The language of food is rich and sensual, and opening a menu should be one of the most exciting parts of a trip to a restaurant. A well written menu should be a pleasure to read, capable of conjuring up delightful anticipation of the treats to come. Of course, the food needs to live up to the promise of the descriptions on the menu (or else), but more than any other factor, the restaurant’s food and menu determine whether people will recommend you to their friends and come back again.
While we all love a menu blooper, it’s hard to comprehend why any serious business would invest good money printing costly advertising materials and menus but spend nothing having the content translated and checked by professionals, preferring to rely on autonomic translation programmes on the internet. Even typos are unacceptable, because they show your guests that you are careless. Don’t think twice! Do your menu again. A menu upgrade will have repercussions on your profitability and any investments you make will not take you long to recoup.

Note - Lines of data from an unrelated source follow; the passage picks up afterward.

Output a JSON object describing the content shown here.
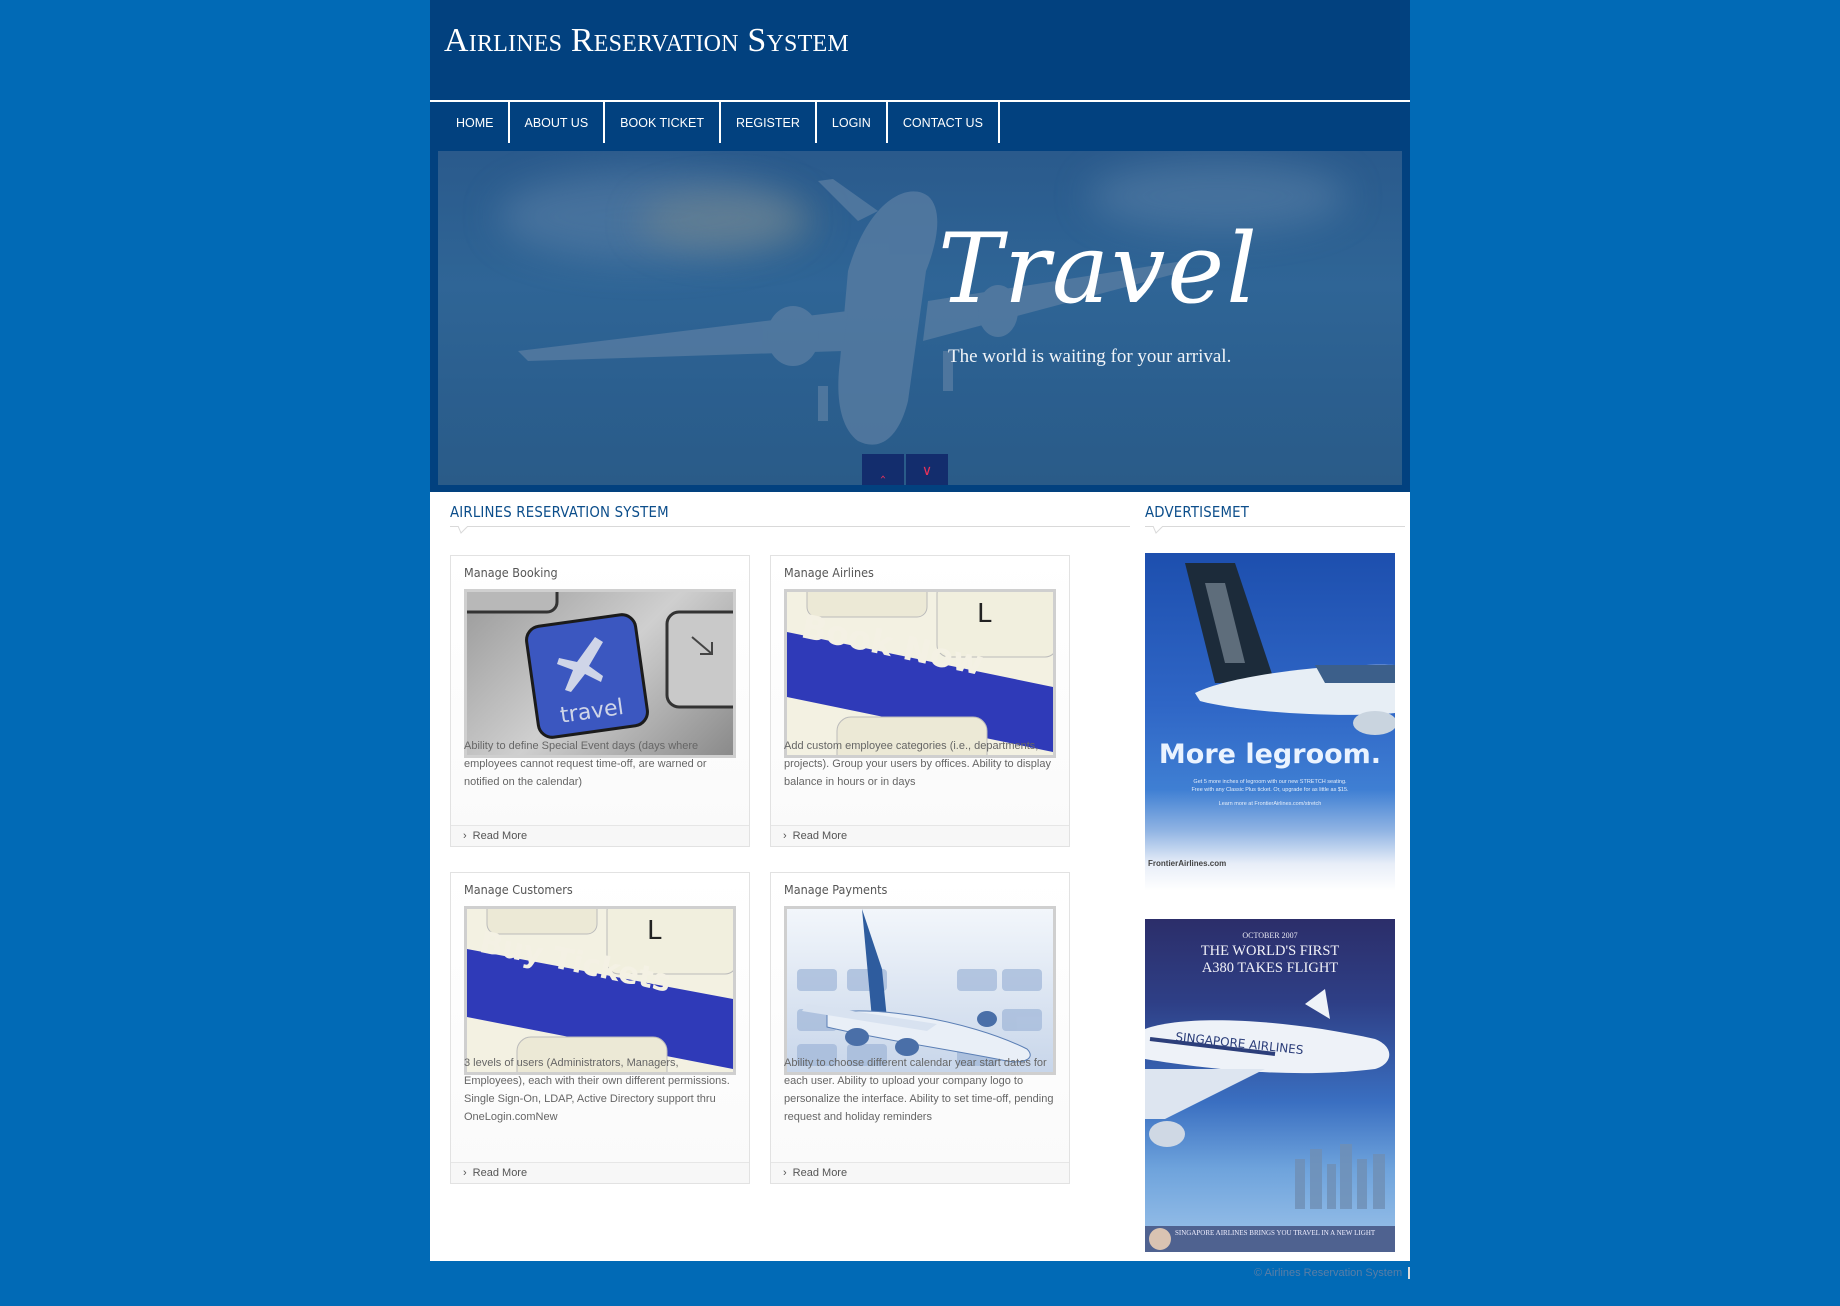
{
  "header": {
    "site_title": "Airlines Reservation System"
  },
  "nav": {
    "items": [
      {
        "label": "HOME"
      },
      {
        "label": "ABOUT US"
      },
      {
        "label": "BOOK TICKET"
      },
      {
        "label": "REGISTER"
      },
      {
        "label": "LOGIN"
      },
      {
        "label": "CONTACT US"
      }
    ]
  },
  "banner": {
    "script_title": "Travel",
    "tagline": "The world is waiting for your arrival.",
    "prev_icon": "chevron-up-icon",
    "next_icon": "chevron-down-icon"
  },
  "main": {
    "section_title": "AIRLINES RESERVATION SYSTEM",
    "read_more_label": "Read More",
    "cards": [
      {
        "title": "Manage Booking",
        "image": "travel-key-keyboard",
        "image_text": "travel",
        "text": "Ability to define Special Event days (days where employees cannot request time-off, are warned or notified on the calendar)"
      },
      {
        "title": "Manage Airlines",
        "image": "book-now-key-keyboard",
        "image_text": "Book Now",
        "text": "Add custom employee categories (i.e., departments, projects). Group your users by offices. Ability to display balance in hours or in days"
      },
      {
        "title": "Manage Customers",
        "image": "buy-tickets-key-keyboard",
        "image_text": "Buy Tickets",
        "text": "3 levels of users (Administrators, Managers, Employees), each with their own different permissions. Single Sign-On, LDAP, Active Directory support thru OneLogin.comNew"
      },
      {
        "title": "Manage Payments",
        "image": "airplane-on-keyboard",
        "text": "Ability to choose different calendar year start dates for each user. Ability to upload your company logo to personalize the interface. Ability to set time-off, pending request and holiday reminders"
      }
    ]
  },
  "sidebar": {
    "section_title": "ADVERTISEMET",
    "ads": [
      {
        "headline": "More legroom.",
        "body_line1": "Get 5 more inches of legroom with our new STRETCH seating.",
        "body_line2": "Free with any Classic Plus ticket. Or, upgrade for as little as $15.",
        "learn_more": "Learn more at FrontierAirlines.com/stretch",
        "brand": "FrontierAirlines.com"
      },
      {
        "date": "OCTOBER 2007",
        "headline_line1": "THE WORLD'S FIRST",
        "headline_line2": "A380 TAKES FLIGHT",
        "airline_livery": "SINGAPORE AIRLINES",
        "footer_line": "SINGAPORE AIRLINES BRINGS YOU TRAVEL IN A NEW LIGHT"
      }
    ]
  },
  "footer": {
    "copyright": "© Airlines Reservation System"
  },
  "colors": {
    "page_bg": "#016ab6",
    "header_bg": "#02417f",
    "accent_title": "#0c4e8b",
    "slider_btn": "#132d6d",
    "slider_arrow": "#e8325a"
  }
}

It’s hardly surprising that so many popular novels and films revolve around food, its significance, history, characteristics, taste and appearance. Anthony Capella’s novels, The Various Flavours of Coffee, The Food of Love and the Empress of Ice Cream, are deliciously sensual and can be enjoyed without putting on an ounce and who didn’t adore the screen version wonderful Chocolat, by Joanne Harris? Another mouth-watering combination of food and literature that takes readers back to World War II is Apricots on the Nile, by Collette Rossant.
On a lighter note, during a recent trip to an upmarket Belgian restaurant, the server visited our table to give us a run-down of the chef’s specials for the evening. The food at this restaurant is all perfectly scrumptious, but this was almost impossible to understand because of his thick, Belgian accent and rather nervous delivery. When he had finished explaining and describing each dish in great detail, I was still none the wiser! My friends, however, did appear to have understood what he was talking about so I asked them to repeat. I was particularly intrigued as to what “Fois Gras Tom Cruise” might be? My friends thought this was hysterical. “Tom Cruise” was in fact “en croute”. They even called him back to the table to explain the dish again just to hear him say it. I’m going back on Saturday. I wonder what the specials will be this time…